*** TASK INPUT ***

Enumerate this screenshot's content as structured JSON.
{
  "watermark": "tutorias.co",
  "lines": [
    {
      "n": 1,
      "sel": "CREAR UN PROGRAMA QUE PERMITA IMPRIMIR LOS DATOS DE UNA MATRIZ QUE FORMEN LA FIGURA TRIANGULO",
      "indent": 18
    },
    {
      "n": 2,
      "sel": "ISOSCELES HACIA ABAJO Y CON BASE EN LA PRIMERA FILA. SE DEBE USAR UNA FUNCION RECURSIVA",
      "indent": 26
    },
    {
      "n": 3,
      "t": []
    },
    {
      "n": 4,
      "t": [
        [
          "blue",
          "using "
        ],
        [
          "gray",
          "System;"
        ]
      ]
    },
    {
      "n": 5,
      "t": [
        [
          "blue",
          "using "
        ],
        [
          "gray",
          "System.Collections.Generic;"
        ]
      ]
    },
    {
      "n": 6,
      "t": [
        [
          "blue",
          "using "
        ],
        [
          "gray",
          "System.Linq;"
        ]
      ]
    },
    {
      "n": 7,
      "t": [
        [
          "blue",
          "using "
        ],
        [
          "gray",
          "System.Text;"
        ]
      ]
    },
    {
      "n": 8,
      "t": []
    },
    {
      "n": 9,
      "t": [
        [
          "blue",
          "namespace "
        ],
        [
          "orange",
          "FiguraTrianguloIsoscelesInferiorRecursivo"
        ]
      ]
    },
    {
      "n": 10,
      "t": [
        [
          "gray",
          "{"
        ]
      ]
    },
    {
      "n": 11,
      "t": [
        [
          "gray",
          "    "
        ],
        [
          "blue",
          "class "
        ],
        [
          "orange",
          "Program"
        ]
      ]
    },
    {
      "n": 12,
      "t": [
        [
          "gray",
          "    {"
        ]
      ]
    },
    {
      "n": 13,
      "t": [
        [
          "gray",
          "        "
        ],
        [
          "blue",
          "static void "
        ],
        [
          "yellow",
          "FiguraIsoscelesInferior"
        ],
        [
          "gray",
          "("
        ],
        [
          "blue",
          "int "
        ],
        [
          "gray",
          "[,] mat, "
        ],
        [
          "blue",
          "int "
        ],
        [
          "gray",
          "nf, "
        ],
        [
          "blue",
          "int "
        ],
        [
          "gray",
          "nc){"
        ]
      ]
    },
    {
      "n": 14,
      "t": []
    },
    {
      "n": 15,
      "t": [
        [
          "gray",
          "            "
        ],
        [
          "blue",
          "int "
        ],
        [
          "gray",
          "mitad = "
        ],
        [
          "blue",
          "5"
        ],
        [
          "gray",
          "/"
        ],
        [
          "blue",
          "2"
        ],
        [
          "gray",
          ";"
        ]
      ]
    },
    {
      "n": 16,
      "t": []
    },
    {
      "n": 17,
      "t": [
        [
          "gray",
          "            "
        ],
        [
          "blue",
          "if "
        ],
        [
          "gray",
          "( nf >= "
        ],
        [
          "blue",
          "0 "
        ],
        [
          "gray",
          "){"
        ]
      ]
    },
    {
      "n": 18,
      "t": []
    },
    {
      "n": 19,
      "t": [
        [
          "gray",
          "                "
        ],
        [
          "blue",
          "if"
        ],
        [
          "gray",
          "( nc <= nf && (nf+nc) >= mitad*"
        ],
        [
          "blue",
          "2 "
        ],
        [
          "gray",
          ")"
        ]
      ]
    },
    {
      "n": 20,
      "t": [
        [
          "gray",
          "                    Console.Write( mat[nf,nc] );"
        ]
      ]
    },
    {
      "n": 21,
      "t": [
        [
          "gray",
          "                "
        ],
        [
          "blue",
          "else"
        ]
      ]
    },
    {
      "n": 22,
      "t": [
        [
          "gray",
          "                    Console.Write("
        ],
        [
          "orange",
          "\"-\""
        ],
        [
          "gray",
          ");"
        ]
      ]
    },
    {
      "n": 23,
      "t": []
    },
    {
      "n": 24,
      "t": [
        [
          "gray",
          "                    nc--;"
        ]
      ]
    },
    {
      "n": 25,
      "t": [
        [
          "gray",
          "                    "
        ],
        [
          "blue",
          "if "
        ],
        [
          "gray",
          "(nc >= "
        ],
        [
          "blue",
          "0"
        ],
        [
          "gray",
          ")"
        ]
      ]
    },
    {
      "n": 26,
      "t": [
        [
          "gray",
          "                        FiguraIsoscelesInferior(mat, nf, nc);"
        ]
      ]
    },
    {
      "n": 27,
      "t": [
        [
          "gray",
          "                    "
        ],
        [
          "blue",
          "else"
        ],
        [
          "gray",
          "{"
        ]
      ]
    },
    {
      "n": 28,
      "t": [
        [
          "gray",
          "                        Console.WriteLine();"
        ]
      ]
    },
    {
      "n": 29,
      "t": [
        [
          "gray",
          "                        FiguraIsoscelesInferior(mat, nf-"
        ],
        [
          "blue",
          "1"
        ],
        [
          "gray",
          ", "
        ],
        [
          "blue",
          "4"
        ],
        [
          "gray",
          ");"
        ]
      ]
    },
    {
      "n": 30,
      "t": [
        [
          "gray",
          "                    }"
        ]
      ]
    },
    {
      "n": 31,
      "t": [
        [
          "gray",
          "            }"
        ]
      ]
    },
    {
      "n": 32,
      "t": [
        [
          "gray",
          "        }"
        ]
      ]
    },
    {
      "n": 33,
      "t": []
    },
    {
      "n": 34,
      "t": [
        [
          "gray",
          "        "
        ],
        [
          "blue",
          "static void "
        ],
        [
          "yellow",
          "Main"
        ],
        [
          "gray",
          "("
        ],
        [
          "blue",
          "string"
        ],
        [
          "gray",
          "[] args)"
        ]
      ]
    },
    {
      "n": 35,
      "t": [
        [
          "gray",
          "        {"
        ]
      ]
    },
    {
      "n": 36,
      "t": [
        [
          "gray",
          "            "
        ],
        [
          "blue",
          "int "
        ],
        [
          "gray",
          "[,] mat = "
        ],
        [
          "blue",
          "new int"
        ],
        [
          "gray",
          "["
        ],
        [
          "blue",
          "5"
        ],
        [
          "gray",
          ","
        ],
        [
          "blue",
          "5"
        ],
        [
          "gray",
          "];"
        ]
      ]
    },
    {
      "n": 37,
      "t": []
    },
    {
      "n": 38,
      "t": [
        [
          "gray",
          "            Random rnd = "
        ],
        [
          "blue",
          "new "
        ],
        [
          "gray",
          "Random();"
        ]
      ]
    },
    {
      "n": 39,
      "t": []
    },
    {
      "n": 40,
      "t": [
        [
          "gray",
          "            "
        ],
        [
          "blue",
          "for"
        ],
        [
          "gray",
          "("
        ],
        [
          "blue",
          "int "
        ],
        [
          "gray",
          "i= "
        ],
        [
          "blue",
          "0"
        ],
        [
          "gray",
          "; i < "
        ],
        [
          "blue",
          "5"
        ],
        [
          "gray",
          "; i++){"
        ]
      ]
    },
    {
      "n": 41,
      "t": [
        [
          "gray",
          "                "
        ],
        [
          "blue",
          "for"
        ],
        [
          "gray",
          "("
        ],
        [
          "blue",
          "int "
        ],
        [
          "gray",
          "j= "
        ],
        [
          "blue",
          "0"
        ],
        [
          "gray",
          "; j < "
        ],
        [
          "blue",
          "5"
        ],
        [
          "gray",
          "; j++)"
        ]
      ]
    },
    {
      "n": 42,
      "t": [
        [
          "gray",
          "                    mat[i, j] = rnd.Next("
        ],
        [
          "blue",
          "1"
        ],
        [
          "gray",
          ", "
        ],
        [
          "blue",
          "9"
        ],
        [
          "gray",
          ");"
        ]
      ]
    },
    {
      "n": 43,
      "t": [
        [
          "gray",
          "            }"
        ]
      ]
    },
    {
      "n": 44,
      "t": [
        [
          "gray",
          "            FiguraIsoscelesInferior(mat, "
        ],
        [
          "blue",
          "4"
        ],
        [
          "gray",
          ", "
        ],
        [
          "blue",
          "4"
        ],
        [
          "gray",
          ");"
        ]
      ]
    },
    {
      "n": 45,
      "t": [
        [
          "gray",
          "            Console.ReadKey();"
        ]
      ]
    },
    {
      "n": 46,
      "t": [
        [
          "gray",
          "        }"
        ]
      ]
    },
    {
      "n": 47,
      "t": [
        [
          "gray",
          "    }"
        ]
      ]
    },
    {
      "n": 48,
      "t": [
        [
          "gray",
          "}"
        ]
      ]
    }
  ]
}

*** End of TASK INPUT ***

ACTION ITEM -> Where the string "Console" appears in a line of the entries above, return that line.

RESPONSE BOX ->
          "                    Console.Write( mat[nf,nc] );"
          "                    Console.Write("
          "                        Console.WriteLine();"
          "            Console.ReadKey();"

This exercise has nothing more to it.